Cornell Minds Matter
Be a Leader of CMM
There are many leadership positions available in CMM; President, VP of Events or Outreach, Chair of Procrastinate @ the Straight, Feel Good Fridays or Healthy and Disordered Eating. Or maybe you want to work on publicity, our publication or as treasurer. There are 20 different leadership roles available. Leadership can be very involved or require as little as an hour a week. We provide lots of leadership training and support as well as tons of appreciation for all who are part of our caring team. CMM is a great way to do good, gain leadership skills, be healthy and be part of a great group of students who care for each other. Staff trainings are given once a month. Sign up to be a staff member now.

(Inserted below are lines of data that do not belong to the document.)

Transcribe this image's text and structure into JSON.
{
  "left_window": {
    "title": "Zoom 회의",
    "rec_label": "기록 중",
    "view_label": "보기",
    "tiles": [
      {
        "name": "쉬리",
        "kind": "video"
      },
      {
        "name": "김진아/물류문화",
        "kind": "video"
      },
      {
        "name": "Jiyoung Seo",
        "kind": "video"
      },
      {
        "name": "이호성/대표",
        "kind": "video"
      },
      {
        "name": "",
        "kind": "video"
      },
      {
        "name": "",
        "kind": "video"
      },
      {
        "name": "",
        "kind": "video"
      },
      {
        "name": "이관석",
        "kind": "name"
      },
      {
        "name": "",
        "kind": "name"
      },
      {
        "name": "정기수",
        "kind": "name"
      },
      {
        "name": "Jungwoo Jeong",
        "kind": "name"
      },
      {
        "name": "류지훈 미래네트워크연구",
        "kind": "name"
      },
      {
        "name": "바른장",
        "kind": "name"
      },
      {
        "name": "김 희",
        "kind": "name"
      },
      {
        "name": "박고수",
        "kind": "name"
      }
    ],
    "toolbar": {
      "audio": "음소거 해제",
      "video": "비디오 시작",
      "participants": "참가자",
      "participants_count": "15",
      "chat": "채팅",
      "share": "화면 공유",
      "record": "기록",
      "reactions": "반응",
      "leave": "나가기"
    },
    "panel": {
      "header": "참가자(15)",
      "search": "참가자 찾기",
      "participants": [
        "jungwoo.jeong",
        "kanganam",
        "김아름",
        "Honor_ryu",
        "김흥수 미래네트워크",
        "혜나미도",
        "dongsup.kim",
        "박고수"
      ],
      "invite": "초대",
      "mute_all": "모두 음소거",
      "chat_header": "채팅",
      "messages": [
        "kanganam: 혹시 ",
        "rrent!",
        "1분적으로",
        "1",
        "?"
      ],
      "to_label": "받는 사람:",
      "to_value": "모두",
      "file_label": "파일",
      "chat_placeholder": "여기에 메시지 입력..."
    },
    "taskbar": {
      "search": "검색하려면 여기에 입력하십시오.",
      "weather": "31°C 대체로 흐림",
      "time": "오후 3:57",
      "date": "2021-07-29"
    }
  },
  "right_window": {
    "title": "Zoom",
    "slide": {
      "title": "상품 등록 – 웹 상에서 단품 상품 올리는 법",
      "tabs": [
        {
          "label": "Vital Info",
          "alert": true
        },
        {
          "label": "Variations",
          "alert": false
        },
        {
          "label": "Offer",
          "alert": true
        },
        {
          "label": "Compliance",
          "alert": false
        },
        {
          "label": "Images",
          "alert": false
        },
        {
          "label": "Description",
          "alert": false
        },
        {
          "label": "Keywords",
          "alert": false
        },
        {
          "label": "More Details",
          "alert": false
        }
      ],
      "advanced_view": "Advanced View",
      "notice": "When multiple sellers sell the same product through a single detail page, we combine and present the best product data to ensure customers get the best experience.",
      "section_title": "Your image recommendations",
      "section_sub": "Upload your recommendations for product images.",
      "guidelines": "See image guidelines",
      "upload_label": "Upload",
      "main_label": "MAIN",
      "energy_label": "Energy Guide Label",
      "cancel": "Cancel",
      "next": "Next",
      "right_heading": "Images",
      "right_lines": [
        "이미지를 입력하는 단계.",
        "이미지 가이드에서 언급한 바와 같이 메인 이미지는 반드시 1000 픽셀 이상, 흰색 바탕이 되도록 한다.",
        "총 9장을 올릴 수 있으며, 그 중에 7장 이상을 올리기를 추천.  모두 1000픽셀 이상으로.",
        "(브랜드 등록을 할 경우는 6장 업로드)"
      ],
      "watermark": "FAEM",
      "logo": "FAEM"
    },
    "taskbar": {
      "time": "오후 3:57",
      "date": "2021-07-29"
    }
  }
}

Mental Health Programming Outreach
Cornell Minds Matter promotes the overall mental and emotional health of all Cornell students, works to reduce the stigma of mental illness, and holds events open to the entire Cornell community that foster a healthy, balanced lifestyle. Whether your interest stems from personal experience, academic interest, curiosity or desire for social action; we welcome you to join us in our quest. College is difficult enough as it is; silence leads to no positive outcome.
Supplies provided to offer students the opportunity to create hand made cards to send to family and friends.
Four Steps to Happiness at Cornell
Increase your resilience and happiness by learning the 4 concrete steps to “Happiness at Cornell!” The steps spell out the word S.O.A.P. but have nothing to do with being clean. For more information, check Cornell Minds Matter.
Bringing Mental Health Into Focus
Check out Cornell Minds Matter’s “Faces of Mental Health Campaign” depicting 20 Cornell student leaders.
This campaign speaks to the heart of Cornell Minds Matter’s message of every person taking care of his or her mental health. We all have mental health stresses and should all work to address our issues. “Speaking out” challenges the stigma associated with mental health and encourages others to do the same. Every person is more than their struggles. Only we should have the power to define who we are. For more information, check Cornell Minds Matter.